The statement assumes significance as China has been in occupation of the autonomous region of Tibet, an area of around 2.5 million sq km, since 1951 and the Tibetan government has been in exile in India.

New Delhi refers its border with Tibet in Arunachal Pradesh as the LAC.

China disputes India’s sovereignty over Arunachal Pradesh, which has an area of around 84,000 sq km and population of around 1.5 million. India’s boundaries were defined by the British before Independence. But China occupied Aksai Chin in Jammu & Kashmir and raised dispute over the boundary of Arunachal Pradesh in the 1962 war with India.

Around 1,00,000 Tibetans (73 per cent of all Tibetans), including the Dalai Lama, their spiritual leader, are in exile in India.

However, in the last few years, the Central government seems to be distancing itself from the community. In 2018, the Government prohibited its officials and leaders from attending the events to mark the 60th anniversary of Tibetan exile.

The prohibition came on the eve of an informal summit between Prime Minister Narendra Modi and Chinese President Xi Jinping. As a result, the Tibetan government in exile cancelled its events in New Delhi.

Meanwhile, tensions between India and China heightened after a violent face-off between the troops of both sides at Galwan valley in eastern Ladakh on June 15. India lost 20 of its soldiers in the clash.

Several areas along the LAC in Ladakh and North Sikkim have witnessed major military build-up by both the Indian and Chinese armies recently, in a clear signal of escalating tension and hardening of respective positions by the two sides.

The nearly 3,500-km-long LAC is the de-facto border between the two countries.

Indian and Chinese troops have remained engaged in an eyeball-to-eyeball situation in several areas along the LAC in eastern Ladakh, signalling that the standoff could become the biggest military face-off after the Doklam crisis in 2017.

Meanwhile, the Government of India has changed the Rules of Engagement (RoE) across the Line of Actual Control (LAC) after the unprecedented violent clash at Galwan valley.

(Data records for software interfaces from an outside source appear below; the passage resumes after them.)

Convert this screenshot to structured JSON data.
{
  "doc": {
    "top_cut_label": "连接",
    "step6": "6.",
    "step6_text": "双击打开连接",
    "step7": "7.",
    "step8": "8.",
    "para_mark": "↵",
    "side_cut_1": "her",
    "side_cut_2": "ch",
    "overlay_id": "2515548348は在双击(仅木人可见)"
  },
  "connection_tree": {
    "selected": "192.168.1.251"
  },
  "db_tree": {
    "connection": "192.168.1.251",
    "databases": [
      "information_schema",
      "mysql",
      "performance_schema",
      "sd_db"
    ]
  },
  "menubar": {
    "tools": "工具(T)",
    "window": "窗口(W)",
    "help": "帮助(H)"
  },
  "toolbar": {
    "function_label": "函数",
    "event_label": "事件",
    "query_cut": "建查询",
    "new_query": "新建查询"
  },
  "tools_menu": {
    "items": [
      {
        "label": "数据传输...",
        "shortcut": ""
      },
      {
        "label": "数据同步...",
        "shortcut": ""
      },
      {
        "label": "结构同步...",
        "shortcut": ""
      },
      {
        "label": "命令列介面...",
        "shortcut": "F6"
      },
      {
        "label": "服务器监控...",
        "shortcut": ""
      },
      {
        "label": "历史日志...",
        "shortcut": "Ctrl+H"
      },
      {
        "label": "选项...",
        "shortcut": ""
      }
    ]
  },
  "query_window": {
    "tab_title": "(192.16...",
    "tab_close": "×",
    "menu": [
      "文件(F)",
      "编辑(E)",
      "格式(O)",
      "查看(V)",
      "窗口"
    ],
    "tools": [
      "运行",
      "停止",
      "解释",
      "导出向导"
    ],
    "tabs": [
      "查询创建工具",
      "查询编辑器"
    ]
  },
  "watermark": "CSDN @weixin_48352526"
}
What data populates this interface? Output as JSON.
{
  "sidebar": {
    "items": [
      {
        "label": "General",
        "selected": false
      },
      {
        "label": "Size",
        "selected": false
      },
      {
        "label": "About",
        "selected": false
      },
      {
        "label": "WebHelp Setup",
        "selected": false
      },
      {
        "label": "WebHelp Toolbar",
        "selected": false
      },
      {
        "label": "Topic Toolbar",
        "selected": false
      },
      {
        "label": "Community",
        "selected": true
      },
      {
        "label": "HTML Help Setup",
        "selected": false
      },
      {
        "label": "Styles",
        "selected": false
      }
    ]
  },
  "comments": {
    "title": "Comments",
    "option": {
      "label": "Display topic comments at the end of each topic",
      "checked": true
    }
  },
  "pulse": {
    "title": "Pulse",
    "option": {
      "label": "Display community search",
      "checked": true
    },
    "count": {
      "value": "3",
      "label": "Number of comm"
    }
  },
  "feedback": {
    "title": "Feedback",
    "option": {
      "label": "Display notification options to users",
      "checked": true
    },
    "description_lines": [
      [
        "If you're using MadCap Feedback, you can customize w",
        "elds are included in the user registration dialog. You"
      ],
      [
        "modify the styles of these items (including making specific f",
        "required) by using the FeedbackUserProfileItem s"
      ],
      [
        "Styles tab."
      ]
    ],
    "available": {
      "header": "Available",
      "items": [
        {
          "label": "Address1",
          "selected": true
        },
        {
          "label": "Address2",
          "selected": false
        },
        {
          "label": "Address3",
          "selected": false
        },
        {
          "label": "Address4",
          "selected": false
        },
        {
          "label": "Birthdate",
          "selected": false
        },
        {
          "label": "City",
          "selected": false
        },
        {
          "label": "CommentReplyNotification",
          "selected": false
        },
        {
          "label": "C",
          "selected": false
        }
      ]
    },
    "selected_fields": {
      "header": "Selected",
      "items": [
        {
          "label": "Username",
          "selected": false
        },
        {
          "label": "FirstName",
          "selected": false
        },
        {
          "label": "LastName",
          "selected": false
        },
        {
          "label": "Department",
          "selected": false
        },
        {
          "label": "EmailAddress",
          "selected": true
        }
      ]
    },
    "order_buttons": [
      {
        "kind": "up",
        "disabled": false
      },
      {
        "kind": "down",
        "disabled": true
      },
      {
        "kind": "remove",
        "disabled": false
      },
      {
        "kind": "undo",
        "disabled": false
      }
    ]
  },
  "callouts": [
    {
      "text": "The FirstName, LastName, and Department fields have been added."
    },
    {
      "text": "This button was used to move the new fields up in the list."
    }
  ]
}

As per the new Rules of Engagement, commanders deployed at LAC can give soldiers “complete freedom of action” to handle situations at the tactical level. The commanders can now use firearms and have full authority to respond to extraordinary situations using all resources at their disposal.

Earlier, these were not part of the Rules of Engagements across the LAC.